=== Records to use ===

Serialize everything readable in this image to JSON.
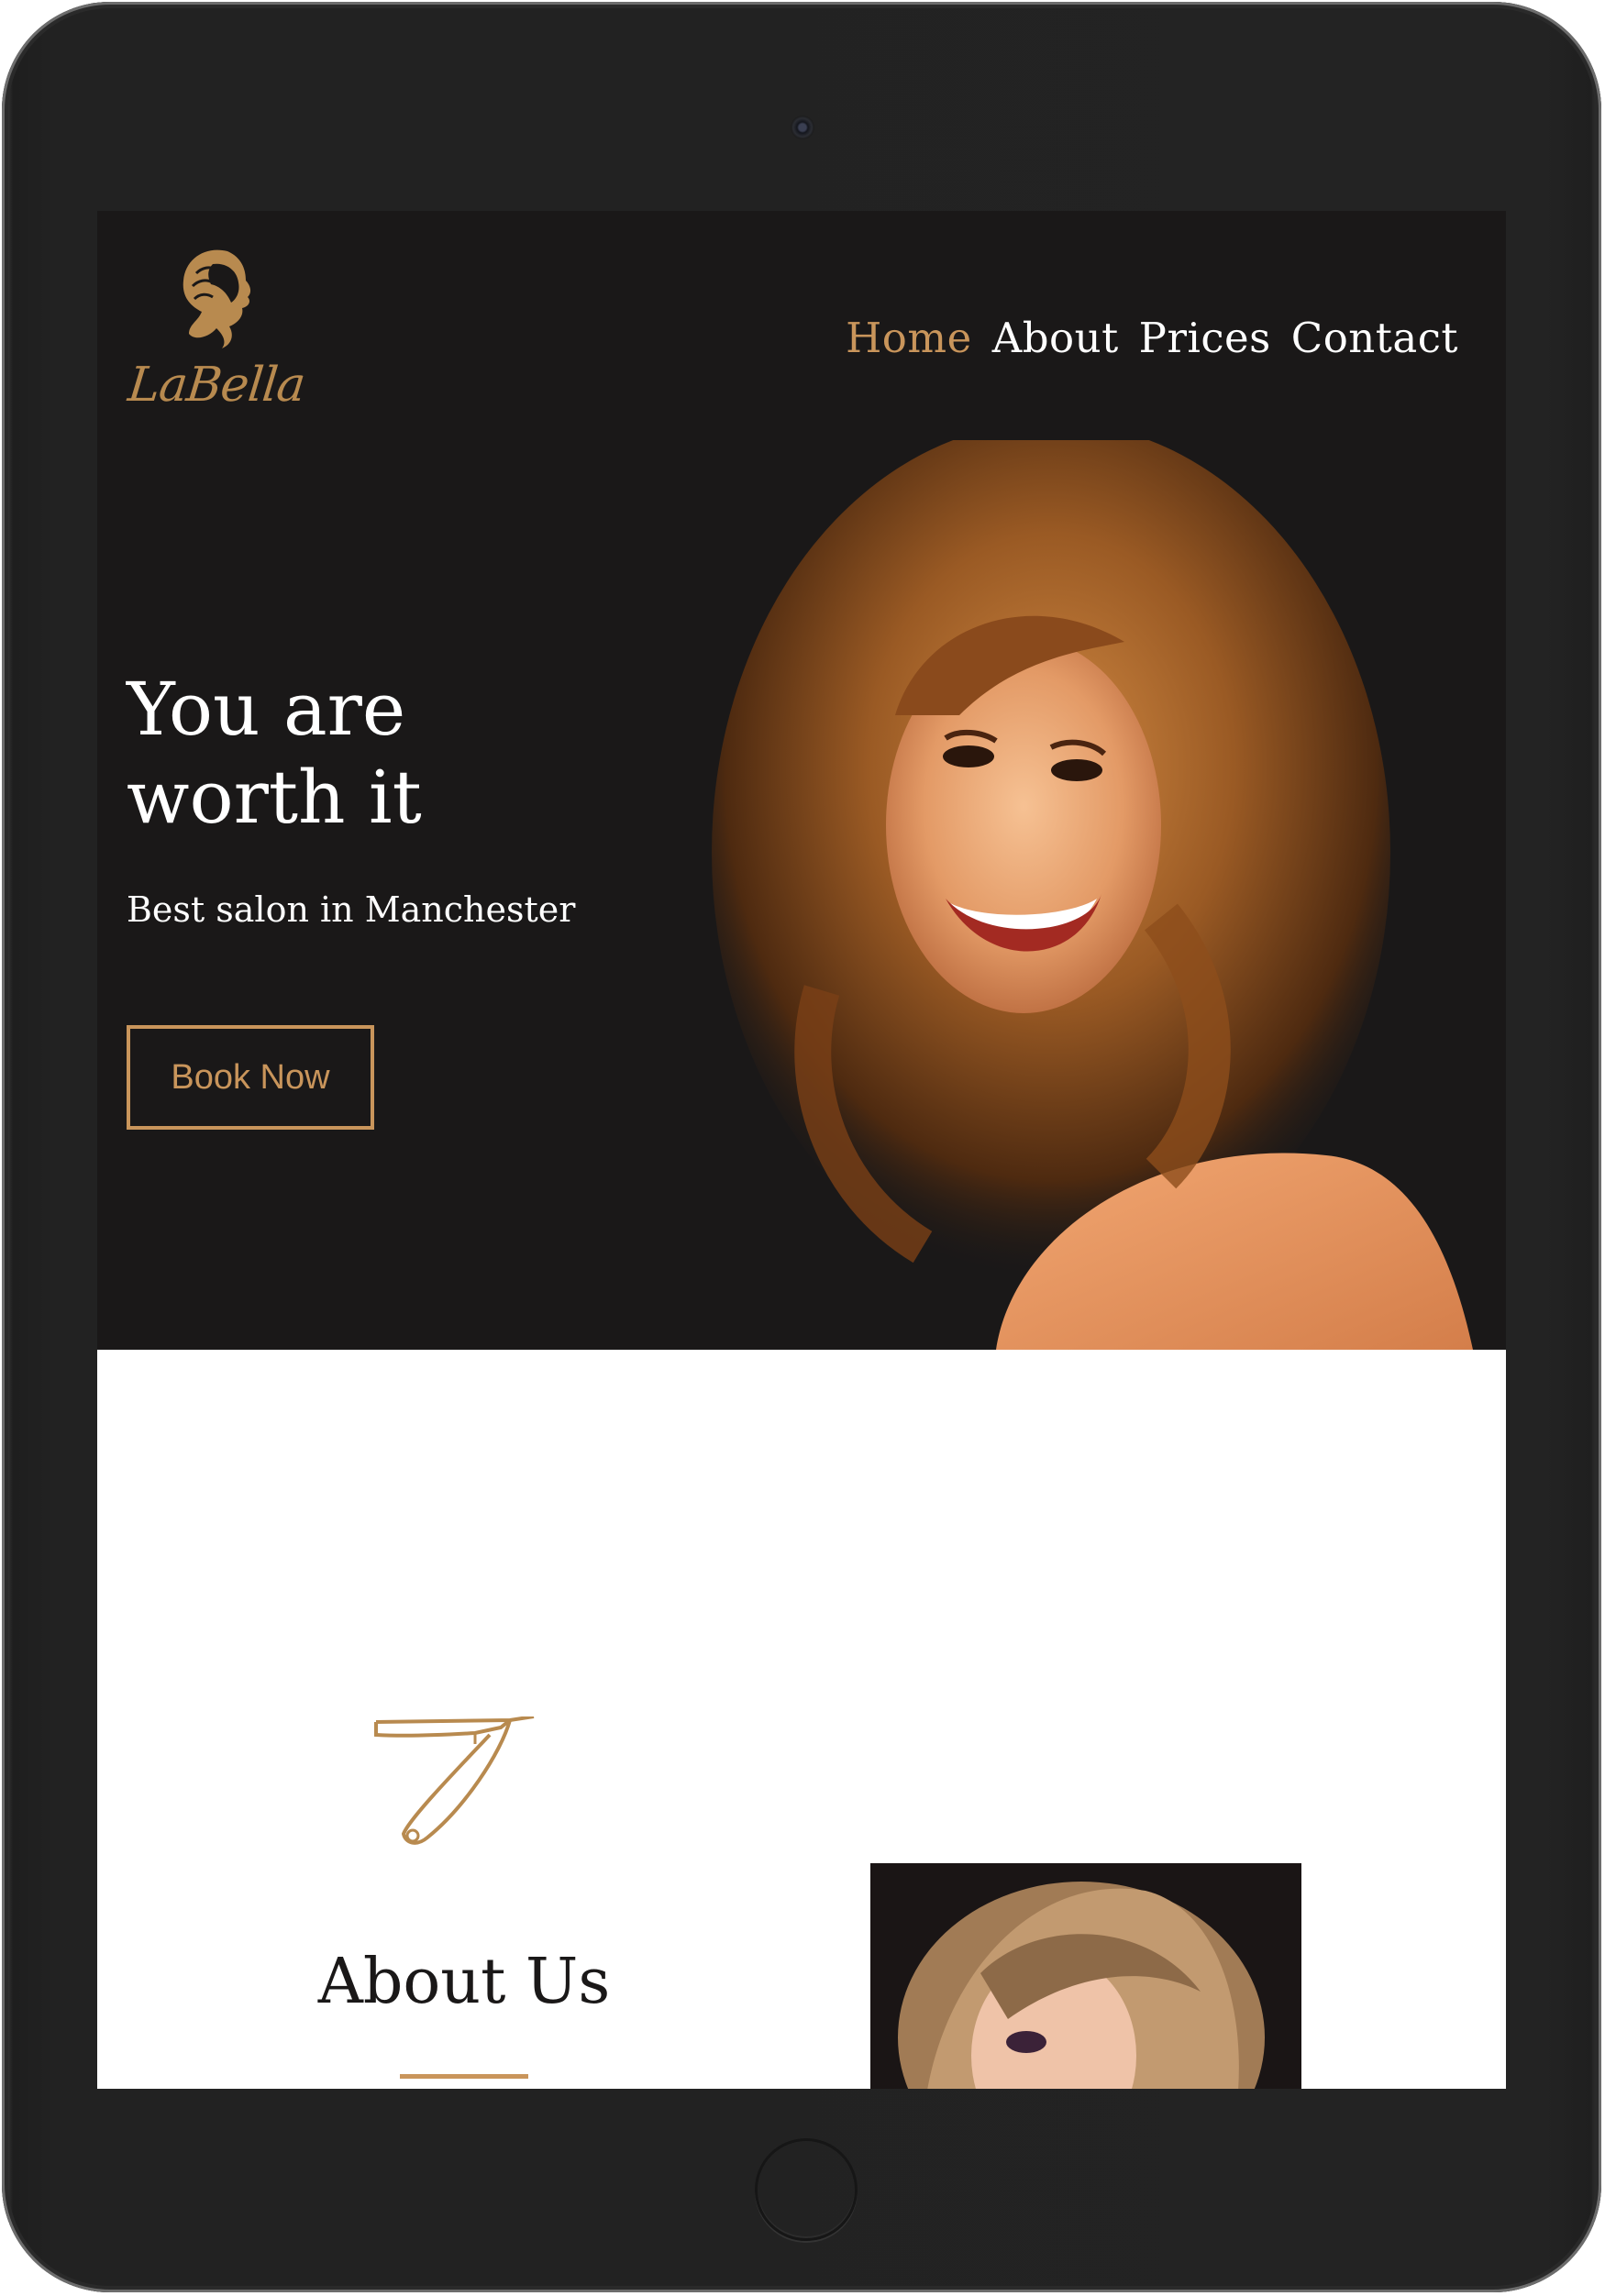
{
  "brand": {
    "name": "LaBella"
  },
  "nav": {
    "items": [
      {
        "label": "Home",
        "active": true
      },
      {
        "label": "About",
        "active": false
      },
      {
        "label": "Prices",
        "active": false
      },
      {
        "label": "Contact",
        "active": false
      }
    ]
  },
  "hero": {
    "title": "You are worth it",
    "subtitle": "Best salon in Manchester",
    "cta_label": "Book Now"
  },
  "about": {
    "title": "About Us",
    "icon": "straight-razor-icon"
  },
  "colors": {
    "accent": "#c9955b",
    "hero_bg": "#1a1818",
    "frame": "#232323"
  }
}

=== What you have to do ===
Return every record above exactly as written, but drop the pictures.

=== Result for this task ===
Serialize everything readable in this image to JSON.
{
  "brand": {
    "name": "LaBella"
  },
  "nav": {
    "items": [
      {
        "label": "Home",
        "active": true
      },
      {
        "label": "About",
        "active": false
      },
      {
        "label": "Prices",
        "active": false
      },
      {
        "label": "Contact",
        "active": false
      }
    ]
  },
  "hero": {
    "title": "You are worth it",
    "subtitle": "Best salon in Manchester",
    "cta_label": "Book Now"
  },
  "about": {
    "title": "About Us",
    "icon": "straight-razor-icon"
  },
  "colors": {
    "accent": "#c9955b",
    "hero_bg": "#1a1818",
    "frame": "#232323"
  }
}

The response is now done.